To put matters into perspective, Javadekar outlined a 2030 scenario whereby India would likely be responsible for 10-12% of CO2 global emissions, with per capita emissions around 3.5 tonnes. The U.S. per capita figure is 16.6 tonnes today, whilst the EU figure is 7.5 tonnes. It is easy, therefore, to see why countries such as India are somewhat skeptical towards the developed countries.

This may well be indicative of the attitude from other developing countries, such as Gabon and Mexico, who have submitted pledges already, but opted for ‘the business-as-usual scenario’ as their baseline, given that the UN convention puts more responsibility on countries with developed economies. The poorer nations have argued that they want assurances they will be helped to prepare and cope with future climate-related impacts.

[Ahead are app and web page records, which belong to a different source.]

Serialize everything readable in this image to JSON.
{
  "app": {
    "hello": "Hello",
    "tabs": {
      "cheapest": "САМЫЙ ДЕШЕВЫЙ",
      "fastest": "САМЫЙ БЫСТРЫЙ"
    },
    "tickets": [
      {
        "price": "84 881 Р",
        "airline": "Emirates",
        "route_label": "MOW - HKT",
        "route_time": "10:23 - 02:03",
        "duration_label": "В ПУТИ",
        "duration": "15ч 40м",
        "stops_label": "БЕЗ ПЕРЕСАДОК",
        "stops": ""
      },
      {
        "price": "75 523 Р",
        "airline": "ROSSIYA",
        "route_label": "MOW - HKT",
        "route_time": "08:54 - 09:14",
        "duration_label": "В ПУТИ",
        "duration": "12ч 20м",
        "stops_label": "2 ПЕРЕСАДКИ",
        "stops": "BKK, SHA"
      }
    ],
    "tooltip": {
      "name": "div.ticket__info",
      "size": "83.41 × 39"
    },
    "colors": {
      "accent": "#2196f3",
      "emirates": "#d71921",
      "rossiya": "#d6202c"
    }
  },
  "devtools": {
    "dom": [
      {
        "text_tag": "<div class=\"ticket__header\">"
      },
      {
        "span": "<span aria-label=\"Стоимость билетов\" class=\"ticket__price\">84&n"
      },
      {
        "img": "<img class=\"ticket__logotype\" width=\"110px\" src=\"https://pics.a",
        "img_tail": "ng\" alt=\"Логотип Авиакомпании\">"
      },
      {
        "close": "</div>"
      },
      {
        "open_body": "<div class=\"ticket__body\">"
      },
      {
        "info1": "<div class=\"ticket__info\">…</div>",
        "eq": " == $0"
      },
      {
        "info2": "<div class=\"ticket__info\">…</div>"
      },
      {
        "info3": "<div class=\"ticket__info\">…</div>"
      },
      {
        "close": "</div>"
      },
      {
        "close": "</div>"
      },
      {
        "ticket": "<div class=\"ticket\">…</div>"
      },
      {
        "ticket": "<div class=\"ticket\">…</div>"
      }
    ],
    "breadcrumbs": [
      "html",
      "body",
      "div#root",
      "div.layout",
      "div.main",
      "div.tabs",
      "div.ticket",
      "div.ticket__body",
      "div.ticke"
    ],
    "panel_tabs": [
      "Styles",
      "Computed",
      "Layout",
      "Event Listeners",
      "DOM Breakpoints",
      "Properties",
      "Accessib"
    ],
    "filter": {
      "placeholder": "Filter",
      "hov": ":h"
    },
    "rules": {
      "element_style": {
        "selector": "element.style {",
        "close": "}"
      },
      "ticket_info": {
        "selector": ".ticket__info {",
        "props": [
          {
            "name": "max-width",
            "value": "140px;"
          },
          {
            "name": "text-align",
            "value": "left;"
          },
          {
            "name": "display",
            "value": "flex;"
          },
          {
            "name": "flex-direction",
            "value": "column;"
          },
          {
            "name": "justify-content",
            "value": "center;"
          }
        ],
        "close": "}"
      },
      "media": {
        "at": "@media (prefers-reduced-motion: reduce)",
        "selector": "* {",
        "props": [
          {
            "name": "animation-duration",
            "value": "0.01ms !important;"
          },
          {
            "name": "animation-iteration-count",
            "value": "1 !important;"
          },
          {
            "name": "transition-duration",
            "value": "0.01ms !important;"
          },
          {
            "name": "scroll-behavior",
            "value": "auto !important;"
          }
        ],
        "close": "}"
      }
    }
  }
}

Mexico and China have made it clear, in the meantime, that they want to develop their industries further, and so their emissions will rise for some years to come. Mexico has promised though, that the peak year for its’ emissions will be 2026, which betters China’s pledge of 2030. However, some experts feel that China may agree to 2026 at Paris. This is still frustrating, though, for those who really want to make major inroads into curbing emissions.

 

The EU will obviously set out to take a leading role at Paris, with its stated target of an “at least 40%” reduction on 1990 levels. The EU’s Climate Commissioner, Miguel Arias Canete, recently called upon the major emerging economies to follow suit, and all the EU countries, plus Norway, have agreed to his call.

China, the U.S., and the EU are the three biggest emitters of CO2 in the world, and when one sees that the U.S. emits more than twice the amount of CO2 as the EU does, then the U.S.’s Paris Summit Pledge is hardly “doing the heavy-lifting” that the Foreign Minister of the Marshall Islands recently called for from the U.S. In real terms, whilst China’s targets can be seen as “achievable”, the EU’s as “ambitious, but probably achievable”, the U.S.’s should be viewed as “disappointing, to say the least, though conversely ground-breaking on home soil, given its appalling track record”. Developing countries will hardly be inspired by their figures, though some credit must go to President Obama for kick-starting the climate process in the U.S.

An over-riding message at the Paris Summit may well, therefore, be: “Give us the money, and we can do more, and faster”. Indeed, in 2010, developed countries agreed to raise 100 billion US dollars a year by 2020, to help the developing nations build cleaner energy systems and prepare for the worst effects of climate change.

A notable factor to take into account is the role to be played by Non-State actors. The Covenant of Mayors – leading heads of cities around the globe – will be present at Paris, and they are eager to outstrip the CO2 reduction targets set by their respective countries. Copenhagen, for instance, has per capita emissions of 2.8m tonnes a year, compared with the EU average of 7.4m. tonnes, whilst Vaxjo, in Sweden, even beats Copenhagen with per capita emissions of 2.4m tonnes. So, with 6,000 signatories to the Covenant, many city authorities are eager to take responsibility for the fight against climate change.

Another group, likely to be present at the Paris Summit, are the CEOs of major oil companies. This includes the heads of BP, Shell, Statoil, and Total, who wrote to the UN’s Climate Chief. So, if the richer countries need funding to assist the poorer nations, the private sector may well be willing to play its part in this.

Paris, therefore, looks likely to deliver an agreement, given all these encouraging signs, but the bigger question concerns the level of ambition. A truly global campaign will probably be launched, but will its targets be high enough? Will they be legally binding, too? One suspects that the answers to these two questions will be ‘no’. Maybe for now, we should be happy that the world is beginning to row the good ship ‘Climate’ in the same direction.

Peter Whiley, Specialist, Grupa LOTOS S.A.